Lines holding the string "left": copy each one from the listing below.

Start of Listed entries

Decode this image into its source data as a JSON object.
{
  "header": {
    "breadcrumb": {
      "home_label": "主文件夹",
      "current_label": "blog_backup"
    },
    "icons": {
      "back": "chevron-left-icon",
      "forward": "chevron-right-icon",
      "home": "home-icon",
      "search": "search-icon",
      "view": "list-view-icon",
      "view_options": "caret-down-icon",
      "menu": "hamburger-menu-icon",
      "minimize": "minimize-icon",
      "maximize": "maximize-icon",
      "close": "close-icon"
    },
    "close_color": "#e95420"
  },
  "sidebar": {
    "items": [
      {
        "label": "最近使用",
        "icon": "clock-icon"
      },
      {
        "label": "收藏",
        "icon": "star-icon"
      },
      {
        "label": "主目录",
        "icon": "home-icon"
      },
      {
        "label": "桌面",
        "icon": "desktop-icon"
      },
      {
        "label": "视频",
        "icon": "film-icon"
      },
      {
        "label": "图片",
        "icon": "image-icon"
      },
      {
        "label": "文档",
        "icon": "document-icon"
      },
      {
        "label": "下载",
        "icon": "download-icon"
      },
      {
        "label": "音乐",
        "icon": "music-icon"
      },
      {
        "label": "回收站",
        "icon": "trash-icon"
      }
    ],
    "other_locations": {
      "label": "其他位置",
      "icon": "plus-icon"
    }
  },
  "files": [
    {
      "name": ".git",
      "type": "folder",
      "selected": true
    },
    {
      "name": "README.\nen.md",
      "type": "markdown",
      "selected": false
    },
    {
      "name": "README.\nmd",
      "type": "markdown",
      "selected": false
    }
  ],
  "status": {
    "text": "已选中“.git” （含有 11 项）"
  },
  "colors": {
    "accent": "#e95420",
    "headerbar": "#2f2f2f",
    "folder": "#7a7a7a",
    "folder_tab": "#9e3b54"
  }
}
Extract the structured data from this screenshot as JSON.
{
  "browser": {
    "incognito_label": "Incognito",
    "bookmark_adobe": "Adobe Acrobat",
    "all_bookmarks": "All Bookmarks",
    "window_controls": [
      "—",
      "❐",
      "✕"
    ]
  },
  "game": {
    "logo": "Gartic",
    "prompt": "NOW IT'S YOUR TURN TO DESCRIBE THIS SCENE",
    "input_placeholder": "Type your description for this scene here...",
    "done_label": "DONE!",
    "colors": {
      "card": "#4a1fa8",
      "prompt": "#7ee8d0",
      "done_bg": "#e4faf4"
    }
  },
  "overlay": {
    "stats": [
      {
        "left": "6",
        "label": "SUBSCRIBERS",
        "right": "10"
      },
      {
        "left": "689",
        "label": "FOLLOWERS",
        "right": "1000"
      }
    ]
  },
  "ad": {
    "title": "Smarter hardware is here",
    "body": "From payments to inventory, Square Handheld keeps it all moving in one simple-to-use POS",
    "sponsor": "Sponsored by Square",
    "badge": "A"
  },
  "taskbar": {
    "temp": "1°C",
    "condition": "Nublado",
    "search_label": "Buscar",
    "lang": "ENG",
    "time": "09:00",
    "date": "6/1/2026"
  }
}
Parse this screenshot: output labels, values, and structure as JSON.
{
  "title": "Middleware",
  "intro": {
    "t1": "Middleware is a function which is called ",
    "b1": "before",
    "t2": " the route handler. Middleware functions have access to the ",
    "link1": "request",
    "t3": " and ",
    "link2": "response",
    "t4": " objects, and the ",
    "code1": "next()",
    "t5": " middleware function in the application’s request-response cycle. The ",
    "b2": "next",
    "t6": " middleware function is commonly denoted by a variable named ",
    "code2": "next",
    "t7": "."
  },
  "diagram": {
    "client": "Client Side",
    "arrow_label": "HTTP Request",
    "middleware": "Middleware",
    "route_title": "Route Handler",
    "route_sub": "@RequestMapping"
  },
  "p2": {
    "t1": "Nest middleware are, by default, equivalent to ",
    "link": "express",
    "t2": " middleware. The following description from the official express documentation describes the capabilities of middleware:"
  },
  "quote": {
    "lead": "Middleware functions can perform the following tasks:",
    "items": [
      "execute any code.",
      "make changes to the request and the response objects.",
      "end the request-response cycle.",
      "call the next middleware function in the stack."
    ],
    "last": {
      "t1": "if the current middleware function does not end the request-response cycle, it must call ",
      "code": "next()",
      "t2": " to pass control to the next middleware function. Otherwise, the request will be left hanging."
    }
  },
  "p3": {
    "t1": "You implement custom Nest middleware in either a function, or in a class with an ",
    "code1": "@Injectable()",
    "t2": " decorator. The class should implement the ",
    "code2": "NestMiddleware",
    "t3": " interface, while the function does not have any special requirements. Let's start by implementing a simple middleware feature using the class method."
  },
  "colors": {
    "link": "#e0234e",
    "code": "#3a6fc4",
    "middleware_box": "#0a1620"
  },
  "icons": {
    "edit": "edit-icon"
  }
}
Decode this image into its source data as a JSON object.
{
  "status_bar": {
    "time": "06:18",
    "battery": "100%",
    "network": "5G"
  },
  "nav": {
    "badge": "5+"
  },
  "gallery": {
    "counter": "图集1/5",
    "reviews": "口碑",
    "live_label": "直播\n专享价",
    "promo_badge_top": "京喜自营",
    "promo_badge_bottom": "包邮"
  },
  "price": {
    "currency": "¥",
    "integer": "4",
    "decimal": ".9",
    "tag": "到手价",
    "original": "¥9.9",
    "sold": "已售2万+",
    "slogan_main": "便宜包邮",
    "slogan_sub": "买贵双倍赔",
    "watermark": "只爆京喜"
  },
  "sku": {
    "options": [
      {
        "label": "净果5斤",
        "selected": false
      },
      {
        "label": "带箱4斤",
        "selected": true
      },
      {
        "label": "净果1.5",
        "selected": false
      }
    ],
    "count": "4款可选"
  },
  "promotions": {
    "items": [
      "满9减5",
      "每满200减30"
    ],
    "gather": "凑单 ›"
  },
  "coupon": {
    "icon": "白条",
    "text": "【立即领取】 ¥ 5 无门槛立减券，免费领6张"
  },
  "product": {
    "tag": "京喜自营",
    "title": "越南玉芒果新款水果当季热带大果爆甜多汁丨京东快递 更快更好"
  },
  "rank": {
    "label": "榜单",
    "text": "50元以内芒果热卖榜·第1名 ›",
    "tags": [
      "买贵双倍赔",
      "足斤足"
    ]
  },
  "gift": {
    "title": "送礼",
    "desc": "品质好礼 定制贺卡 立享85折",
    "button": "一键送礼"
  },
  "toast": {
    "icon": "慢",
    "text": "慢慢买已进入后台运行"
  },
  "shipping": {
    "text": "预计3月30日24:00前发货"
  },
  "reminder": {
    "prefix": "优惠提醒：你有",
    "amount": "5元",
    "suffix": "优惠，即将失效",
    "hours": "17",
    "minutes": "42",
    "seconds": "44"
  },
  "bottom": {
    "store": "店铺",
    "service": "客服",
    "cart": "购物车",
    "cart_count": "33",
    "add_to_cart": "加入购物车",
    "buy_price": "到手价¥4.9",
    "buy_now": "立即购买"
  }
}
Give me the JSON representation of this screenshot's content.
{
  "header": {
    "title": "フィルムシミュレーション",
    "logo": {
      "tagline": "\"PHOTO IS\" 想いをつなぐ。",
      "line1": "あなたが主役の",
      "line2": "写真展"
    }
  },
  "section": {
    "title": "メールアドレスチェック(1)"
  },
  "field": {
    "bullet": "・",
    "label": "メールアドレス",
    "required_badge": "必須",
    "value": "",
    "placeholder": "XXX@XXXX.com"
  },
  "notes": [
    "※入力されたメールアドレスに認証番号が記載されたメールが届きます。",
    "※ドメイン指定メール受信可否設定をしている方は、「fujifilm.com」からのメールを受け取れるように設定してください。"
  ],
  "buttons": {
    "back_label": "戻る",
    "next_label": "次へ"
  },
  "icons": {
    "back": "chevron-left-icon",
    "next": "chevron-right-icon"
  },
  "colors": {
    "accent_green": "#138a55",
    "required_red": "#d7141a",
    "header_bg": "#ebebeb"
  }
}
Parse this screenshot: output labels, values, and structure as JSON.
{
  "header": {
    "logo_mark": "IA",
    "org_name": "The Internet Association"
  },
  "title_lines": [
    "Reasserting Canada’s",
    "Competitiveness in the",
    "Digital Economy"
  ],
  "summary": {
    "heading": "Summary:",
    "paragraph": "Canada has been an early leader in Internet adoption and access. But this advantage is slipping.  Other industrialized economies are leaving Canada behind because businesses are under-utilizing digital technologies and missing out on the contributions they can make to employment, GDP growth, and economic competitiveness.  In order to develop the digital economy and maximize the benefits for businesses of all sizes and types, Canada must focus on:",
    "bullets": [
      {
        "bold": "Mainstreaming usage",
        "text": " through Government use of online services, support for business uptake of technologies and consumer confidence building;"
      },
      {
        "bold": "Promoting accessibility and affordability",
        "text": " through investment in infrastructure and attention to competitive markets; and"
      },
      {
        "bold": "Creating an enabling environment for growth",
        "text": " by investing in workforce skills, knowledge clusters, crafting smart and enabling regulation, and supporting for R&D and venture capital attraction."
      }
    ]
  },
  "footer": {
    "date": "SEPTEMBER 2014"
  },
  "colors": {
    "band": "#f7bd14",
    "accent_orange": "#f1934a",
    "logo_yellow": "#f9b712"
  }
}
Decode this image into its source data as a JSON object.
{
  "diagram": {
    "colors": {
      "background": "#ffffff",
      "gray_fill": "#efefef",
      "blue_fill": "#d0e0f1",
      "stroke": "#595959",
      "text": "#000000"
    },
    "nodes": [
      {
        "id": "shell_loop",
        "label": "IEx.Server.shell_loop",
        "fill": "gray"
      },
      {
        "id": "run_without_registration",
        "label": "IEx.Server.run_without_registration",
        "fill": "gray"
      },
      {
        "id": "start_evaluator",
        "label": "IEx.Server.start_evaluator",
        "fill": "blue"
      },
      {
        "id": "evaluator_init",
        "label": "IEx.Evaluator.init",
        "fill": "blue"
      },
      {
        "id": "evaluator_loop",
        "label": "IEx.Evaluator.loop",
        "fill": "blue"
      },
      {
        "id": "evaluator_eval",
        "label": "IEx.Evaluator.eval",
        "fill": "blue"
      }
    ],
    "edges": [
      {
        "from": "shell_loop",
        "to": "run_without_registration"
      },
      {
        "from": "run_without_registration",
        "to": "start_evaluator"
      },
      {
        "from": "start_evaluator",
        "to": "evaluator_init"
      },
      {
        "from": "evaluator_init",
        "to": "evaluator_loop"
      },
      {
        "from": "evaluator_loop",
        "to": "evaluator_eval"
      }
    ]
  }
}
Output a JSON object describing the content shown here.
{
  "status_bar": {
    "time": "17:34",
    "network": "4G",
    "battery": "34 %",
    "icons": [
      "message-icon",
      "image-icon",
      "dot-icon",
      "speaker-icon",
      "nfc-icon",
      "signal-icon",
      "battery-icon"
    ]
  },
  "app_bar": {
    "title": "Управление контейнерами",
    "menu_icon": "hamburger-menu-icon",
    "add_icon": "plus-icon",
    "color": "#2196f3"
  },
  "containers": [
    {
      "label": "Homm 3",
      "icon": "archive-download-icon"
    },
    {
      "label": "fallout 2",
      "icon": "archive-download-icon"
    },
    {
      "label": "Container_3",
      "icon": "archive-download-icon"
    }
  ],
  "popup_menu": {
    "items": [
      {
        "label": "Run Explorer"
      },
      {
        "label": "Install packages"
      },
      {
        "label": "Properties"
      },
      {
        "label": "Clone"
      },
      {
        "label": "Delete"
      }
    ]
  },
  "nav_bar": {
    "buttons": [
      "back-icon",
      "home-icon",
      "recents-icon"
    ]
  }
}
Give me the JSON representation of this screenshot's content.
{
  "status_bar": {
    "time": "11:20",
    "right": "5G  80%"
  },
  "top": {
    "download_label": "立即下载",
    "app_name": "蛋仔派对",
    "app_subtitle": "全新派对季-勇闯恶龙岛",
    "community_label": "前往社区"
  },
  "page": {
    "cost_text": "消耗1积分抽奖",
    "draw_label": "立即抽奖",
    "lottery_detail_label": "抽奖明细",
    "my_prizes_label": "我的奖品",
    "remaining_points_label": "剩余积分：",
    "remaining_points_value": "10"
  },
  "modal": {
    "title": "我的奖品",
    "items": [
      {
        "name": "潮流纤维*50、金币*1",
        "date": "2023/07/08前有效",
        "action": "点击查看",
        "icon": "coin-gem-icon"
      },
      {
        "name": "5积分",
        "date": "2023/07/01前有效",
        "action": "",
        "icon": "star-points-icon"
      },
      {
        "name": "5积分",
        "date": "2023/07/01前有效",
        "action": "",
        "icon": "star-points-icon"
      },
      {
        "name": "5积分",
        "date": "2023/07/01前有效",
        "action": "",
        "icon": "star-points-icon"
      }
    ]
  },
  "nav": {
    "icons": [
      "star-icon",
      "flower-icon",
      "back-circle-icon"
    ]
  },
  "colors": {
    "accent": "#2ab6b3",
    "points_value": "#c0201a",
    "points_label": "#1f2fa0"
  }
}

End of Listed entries

Output of the exercise>
      "back": "chevron-left-icon",
        "left": "6",
        "left": "689",
      "t2": " to pass control to the next middleware function. Otherwise, the request will be left hanging."
    "back": "chevron-left-icon",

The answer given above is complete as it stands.